### MATERIAL SHOWN
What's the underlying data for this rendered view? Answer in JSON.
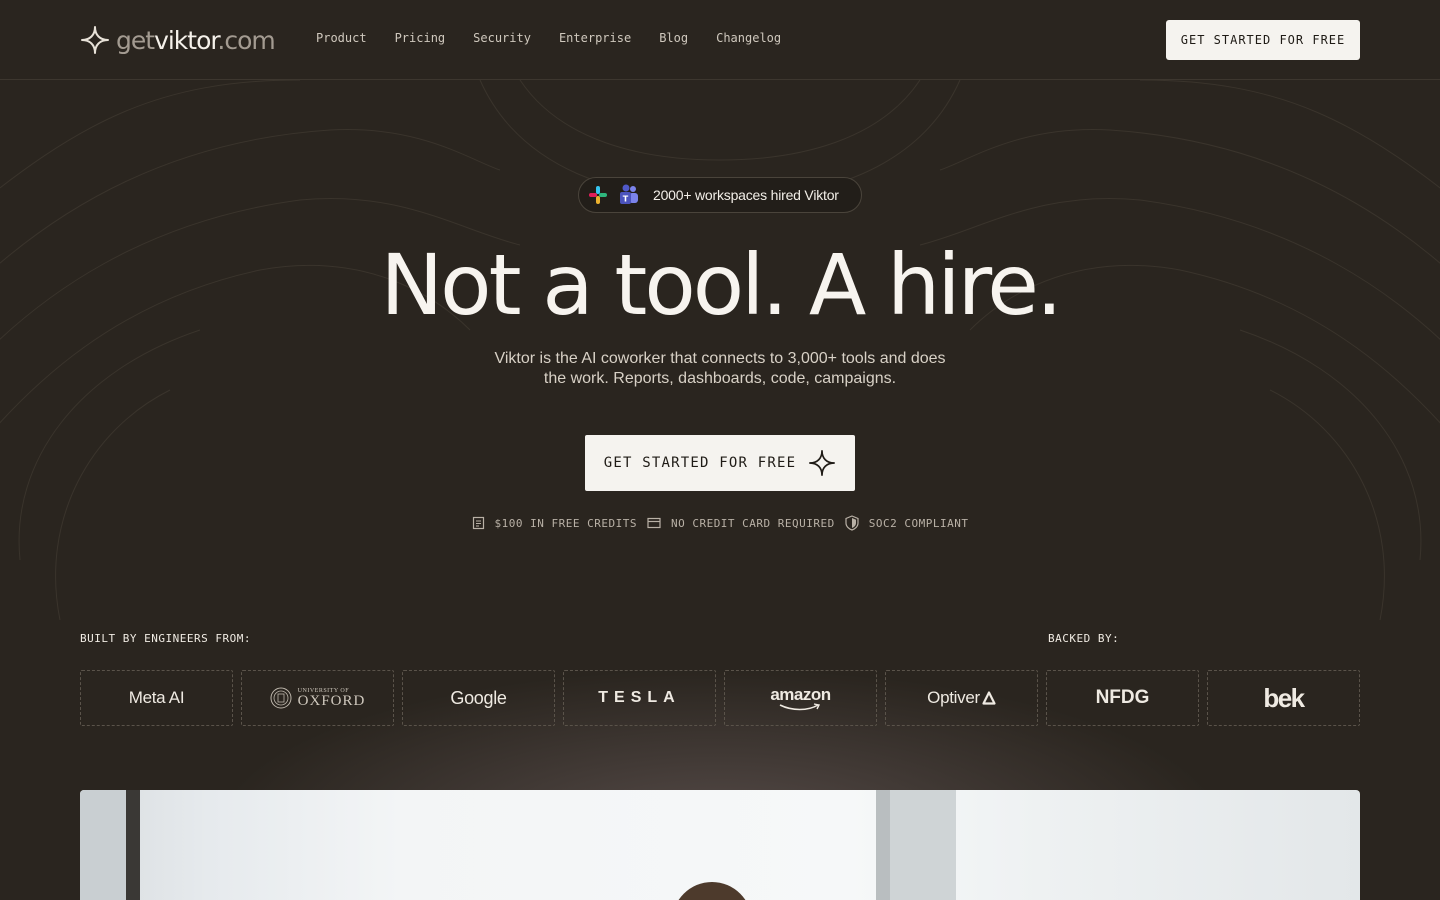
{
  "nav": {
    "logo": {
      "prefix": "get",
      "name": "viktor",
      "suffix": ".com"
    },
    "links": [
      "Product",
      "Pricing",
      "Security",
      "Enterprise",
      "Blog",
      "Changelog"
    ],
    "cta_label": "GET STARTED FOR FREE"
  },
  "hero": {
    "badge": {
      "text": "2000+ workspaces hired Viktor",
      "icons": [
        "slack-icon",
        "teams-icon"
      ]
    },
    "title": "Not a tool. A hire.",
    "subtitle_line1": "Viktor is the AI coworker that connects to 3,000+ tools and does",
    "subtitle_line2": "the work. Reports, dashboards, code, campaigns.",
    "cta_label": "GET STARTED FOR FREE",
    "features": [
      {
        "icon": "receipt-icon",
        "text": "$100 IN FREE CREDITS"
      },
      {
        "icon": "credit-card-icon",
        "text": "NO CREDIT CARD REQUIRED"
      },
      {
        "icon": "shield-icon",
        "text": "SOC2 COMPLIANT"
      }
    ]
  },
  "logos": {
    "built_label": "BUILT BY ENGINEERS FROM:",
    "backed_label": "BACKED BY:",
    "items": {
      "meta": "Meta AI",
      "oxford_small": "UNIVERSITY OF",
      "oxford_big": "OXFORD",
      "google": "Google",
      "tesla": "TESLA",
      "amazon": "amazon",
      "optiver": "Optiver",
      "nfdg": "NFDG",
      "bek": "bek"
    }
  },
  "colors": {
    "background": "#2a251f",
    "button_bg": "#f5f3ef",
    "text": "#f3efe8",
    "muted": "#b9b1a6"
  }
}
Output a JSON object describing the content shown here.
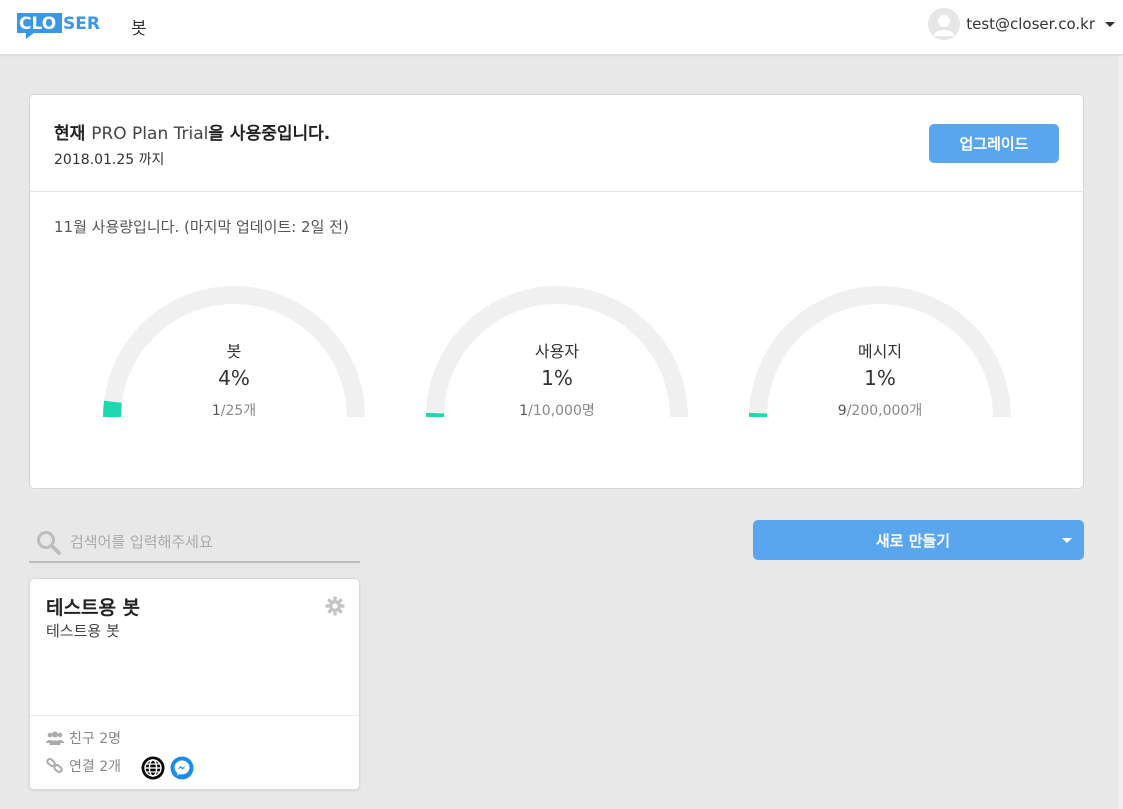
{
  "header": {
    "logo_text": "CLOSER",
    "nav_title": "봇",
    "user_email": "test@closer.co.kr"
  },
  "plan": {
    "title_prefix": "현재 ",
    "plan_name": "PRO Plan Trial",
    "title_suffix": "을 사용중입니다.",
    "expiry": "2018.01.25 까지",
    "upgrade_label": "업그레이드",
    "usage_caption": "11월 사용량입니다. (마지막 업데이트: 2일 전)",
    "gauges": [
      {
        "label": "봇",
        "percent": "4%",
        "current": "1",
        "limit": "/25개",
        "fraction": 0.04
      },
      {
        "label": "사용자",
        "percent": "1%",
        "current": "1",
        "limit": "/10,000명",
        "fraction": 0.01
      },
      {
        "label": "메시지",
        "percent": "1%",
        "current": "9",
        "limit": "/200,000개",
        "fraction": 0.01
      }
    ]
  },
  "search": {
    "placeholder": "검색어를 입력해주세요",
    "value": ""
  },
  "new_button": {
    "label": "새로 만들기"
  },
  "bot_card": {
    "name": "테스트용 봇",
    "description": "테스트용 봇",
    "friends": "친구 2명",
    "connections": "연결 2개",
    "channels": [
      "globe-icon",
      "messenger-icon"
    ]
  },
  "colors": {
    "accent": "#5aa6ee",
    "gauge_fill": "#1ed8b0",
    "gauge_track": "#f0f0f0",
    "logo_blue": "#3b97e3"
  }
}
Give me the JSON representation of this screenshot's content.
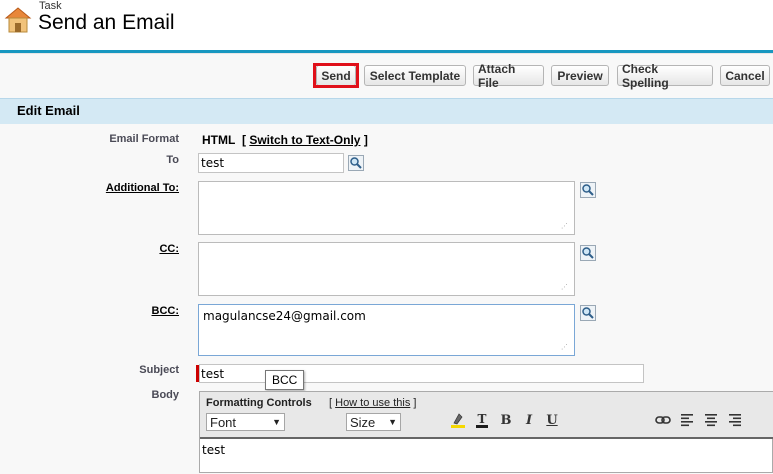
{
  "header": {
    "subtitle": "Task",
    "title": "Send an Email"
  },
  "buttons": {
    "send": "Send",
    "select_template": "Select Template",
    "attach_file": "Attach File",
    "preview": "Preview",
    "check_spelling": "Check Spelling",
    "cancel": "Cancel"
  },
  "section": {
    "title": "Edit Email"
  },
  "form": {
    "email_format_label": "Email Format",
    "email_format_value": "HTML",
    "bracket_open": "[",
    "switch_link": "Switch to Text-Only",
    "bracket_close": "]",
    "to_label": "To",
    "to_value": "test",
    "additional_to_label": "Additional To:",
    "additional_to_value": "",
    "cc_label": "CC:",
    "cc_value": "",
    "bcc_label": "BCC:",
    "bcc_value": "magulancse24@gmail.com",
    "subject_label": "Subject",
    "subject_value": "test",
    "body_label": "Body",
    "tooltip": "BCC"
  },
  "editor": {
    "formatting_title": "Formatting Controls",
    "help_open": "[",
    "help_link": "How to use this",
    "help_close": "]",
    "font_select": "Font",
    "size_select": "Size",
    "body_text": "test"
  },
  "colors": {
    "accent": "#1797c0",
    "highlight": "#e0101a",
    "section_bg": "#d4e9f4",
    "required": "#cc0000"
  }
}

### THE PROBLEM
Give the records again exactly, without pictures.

### COMPLETED TASK
What's the underlying data for this rendered view? Answer in JSON.
{
  "nav": {
    "logo": {
      "prefix": "get",
      "name": "viktor",
      "suffix": ".com"
    },
    "links": [
      "Product",
      "Pricing",
      "Security",
      "Enterprise",
      "Blog",
      "Changelog"
    ],
    "cta_label": "GET STARTED FOR FREE"
  },
  "hero": {
    "badge": {
      "text": "2000+ workspaces hired Viktor",
      "icons": [
        "slack-icon",
        "teams-icon"
      ]
    },
    "title": "Not a tool. A hire.",
    "subtitle_line1": "Viktor is the AI coworker that connects to 3,000+ tools and does",
    "subtitle_line2": "the work. Reports, dashboards, code, campaigns.",
    "cta_label": "GET STARTED FOR FREE",
    "features": [
      {
        "icon": "receipt-icon",
        "text": "$100 IN FREE CREDITS"
      },
      {
        "icon": "credit-card-icon",
        "text": "NO CREDIT CARD REQUIRED"
      },
      {
        "icon": "shield-icon",
        "text": "SOC2 COMPLIANT"
      }
    ]
  },
  "logos": {
    "built_label": "BUILT BY ENGINEERS FROM:",
    "backed_label": "BACKED BY:",
    "items": {
      "meta": "Meta AI",
      "oxford_small": "UNIVERSITY OF",
      "oxford_big": "OXFORD",
      "google": "Google",
      "tesla": "TESLA",
      "amazon": "amazon",
      "optiver": "Optiver",
      "nfdg": "NFDG",
      "bek": "bek"
    }
  },
  "colors": {
    "background": "#2a251f",
    "button_bg": "#f5f3ef",
    "text": "#f3efe8",
    "muted": "#b9b1a6"
  }
}
Output a JSON object describing the content shown here.
{
  "header": {
    "logo_text": "CLOSER",
    "nav_title": "봇",
    "user_email": "test@closer.co.kr"
  },
  "plan": {
    "title_prefix": "현재 ",
    "plan_name": "PRO Plan Trial",
    "title_suffix": "을 사용중입니다.",
    "expiry": "2018.01.25 까지",
    "upgrade_label": "업그레이드",
    "usage_caption": "11월 사용량입니다. (마지막 업데이트: 2일 전)",
    "gauges": [
      {
        "label": "봇",
        "percent": "4%",
        "current": "1",
        "limit": "/25개",
        "fraction": 0.04
      },
      {
        "label": "사용자",
        "percent": "1%",
        "current": "1",
        "limit": "/10,000명",
        "fraction": 0.01
      },
      {
        "label": "메시지",
        "percent": "1%",
        "current": "9",
        "limit": "/200,000개",
        "fraction": 0.01
      }
    ]
  },
  "search": {
    "placeholder": "검색어를 입력해주세요",
    "value": ""
  },
  "new_button": {
    "label": "새로 만들기"
  },
  "bot_card": {
    "name": "테스트용 봇",
    "description": "테스트용 봇",
    "friends": "친구 2명",
    "connections": "연결 2개",
    "channels": [
      "globe-icon",
      "messenger-icon"
    ]
  },
  "colors": {
    "accent": "#5aa6ee",
    "gauge_fill": "#1ed8b0",
    "gauge_track": "#f0f0f0",
    "logo_blue": "#3b97e3"
  }
}
Give me the JSON representation of this screenshot's content.
{
  "header": {
    "subtitle": "Task",
    "title": "Send an Email"
  },
  "buttons": {
    "send": "Send",
    "select_template": "Select Template",
    "attach_file": "Attach File",
    "preview": "Preview",
    "check_spelling": "Check Spelling",
    "cancel": "Cancel"
  },
  "section": {
    "title": "Edit Email"
  },
  "form": {
    "email_format_label": "Email Format",
    "email_format_value": "HTML",
    "bracket_open": "[",
    "switch_link": "Switch to Text-Only",
    "bracket_close": "]",
    "to_label": "To",
    "to_value": "test",
    "additional_to_label": "Additional To:",
    "additional_to_value": "",
    "cc_label": "CC:",
    "cc_value": "",
    "bcc_label": "BCC:",
    "bcc_value": "magulancse24@gmail.com",
    "subject_label": "Subject",
    "subject_value": "test",
    "body_label": "Body",
    "tooltip": "BCC"
  },
  "editor": {
    "formatting_title": "Formatting Controls",
    "help_open": "[",
    "help_link": "How to use this",
    "help_close": "]",
    "font_select": "Font",
    "size_select": "Size",
    "body_text": "test"
  },
  "colors": {
    "accent": "#1797c0",
    "highlight": "#e0101a",
    "section_bg": "#d4e9f4",
    "required": "#cc0000"
  }
}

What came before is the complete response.